Source data
◆ ◆ ◆ ◆ ◆

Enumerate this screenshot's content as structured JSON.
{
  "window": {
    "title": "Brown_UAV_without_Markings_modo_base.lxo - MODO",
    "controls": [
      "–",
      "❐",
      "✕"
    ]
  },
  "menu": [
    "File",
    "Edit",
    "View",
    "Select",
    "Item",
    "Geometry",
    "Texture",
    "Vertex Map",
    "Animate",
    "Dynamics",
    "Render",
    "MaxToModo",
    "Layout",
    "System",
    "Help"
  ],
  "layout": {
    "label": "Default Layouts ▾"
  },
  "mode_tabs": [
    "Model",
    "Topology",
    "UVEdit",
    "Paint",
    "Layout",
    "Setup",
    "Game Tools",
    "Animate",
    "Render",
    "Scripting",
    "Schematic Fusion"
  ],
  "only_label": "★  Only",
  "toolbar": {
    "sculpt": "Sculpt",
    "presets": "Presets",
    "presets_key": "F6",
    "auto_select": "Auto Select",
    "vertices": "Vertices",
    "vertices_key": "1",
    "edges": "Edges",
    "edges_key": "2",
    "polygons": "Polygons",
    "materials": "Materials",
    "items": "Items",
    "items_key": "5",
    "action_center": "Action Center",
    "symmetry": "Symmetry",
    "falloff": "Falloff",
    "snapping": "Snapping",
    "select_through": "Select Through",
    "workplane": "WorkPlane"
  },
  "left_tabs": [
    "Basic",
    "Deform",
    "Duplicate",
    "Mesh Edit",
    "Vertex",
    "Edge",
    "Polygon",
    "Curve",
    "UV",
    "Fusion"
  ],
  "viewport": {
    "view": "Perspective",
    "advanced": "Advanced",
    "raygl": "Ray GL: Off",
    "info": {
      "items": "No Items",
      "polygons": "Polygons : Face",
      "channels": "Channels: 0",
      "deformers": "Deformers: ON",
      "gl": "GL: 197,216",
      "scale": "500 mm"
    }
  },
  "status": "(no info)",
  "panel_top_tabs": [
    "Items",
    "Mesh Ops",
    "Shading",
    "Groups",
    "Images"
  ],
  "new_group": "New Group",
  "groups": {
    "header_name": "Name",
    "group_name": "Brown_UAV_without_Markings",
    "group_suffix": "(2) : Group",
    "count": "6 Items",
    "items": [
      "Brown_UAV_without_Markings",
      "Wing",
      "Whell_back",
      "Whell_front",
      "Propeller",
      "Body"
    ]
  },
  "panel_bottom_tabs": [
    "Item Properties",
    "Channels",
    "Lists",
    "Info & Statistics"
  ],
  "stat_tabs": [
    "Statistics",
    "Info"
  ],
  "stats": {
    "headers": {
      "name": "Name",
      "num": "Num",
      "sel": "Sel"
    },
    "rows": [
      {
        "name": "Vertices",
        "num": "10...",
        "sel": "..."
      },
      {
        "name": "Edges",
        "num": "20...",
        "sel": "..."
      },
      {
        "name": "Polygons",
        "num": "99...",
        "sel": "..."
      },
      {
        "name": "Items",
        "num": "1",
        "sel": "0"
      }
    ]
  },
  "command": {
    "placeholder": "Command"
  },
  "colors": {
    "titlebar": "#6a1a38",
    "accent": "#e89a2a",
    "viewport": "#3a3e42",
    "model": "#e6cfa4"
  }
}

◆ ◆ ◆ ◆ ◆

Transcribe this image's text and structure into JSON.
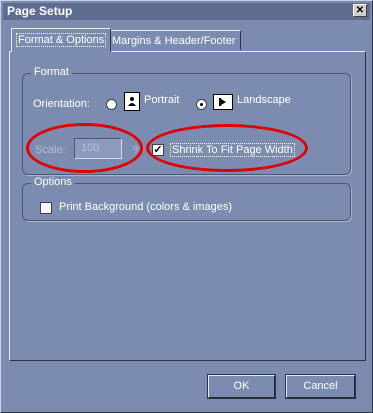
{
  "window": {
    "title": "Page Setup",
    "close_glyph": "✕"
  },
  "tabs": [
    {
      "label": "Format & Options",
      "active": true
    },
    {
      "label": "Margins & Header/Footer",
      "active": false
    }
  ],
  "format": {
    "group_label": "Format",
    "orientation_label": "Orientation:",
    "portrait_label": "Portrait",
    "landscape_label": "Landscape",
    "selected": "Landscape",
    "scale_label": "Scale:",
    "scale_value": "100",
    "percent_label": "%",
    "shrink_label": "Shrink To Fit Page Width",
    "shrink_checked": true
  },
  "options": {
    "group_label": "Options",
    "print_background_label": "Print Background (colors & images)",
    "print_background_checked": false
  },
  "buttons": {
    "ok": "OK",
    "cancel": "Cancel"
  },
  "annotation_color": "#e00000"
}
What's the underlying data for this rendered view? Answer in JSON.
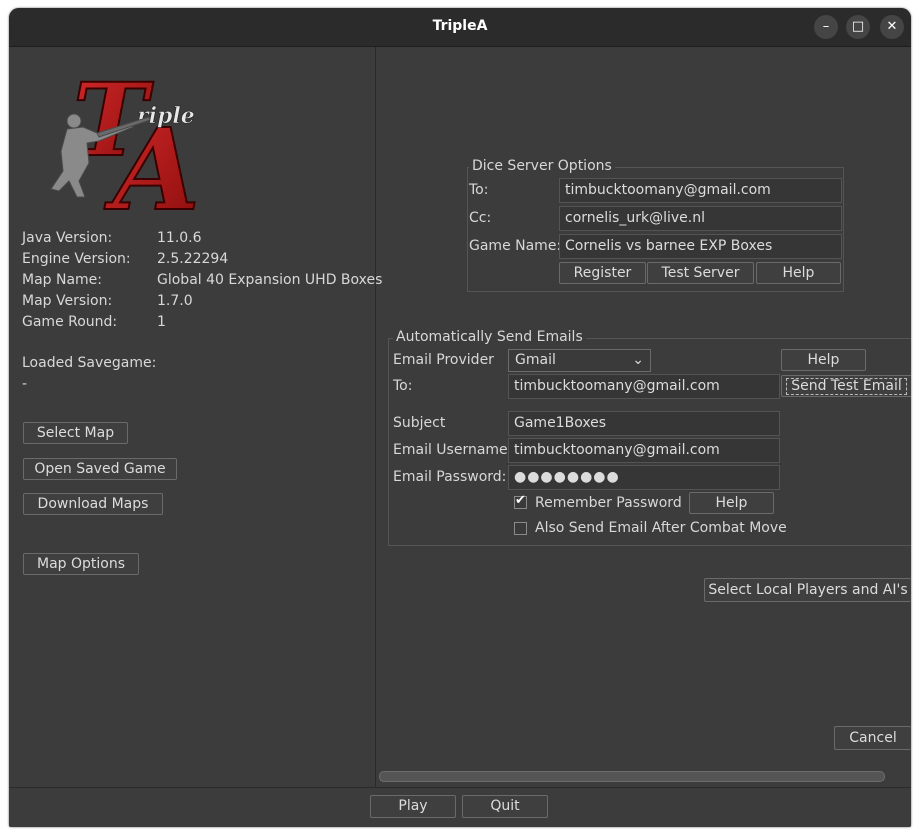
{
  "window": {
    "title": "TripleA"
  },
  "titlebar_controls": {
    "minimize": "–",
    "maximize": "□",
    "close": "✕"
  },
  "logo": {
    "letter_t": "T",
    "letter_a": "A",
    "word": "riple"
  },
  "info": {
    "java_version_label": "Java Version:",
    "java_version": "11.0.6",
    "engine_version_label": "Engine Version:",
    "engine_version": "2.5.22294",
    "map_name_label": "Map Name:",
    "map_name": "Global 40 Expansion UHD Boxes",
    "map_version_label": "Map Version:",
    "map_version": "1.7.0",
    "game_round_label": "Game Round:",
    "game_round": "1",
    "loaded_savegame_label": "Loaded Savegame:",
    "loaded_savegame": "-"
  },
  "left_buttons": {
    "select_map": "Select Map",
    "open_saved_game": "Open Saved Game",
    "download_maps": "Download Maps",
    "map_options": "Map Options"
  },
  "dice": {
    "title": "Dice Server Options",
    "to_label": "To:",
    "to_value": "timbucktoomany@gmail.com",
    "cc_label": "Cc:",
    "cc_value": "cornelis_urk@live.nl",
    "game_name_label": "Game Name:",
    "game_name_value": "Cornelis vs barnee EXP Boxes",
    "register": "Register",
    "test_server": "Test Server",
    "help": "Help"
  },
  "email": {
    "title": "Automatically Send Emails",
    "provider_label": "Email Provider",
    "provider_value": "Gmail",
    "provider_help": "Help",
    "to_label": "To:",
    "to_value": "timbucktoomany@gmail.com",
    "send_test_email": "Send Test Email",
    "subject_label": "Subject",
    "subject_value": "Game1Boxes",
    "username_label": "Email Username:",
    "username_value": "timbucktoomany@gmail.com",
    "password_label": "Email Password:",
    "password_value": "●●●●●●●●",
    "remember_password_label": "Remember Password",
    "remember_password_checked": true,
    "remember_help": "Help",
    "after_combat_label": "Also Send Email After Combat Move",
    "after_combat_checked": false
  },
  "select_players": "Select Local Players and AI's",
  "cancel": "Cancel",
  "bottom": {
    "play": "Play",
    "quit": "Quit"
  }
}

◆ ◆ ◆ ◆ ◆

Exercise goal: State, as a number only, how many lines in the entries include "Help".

Exercise response: 4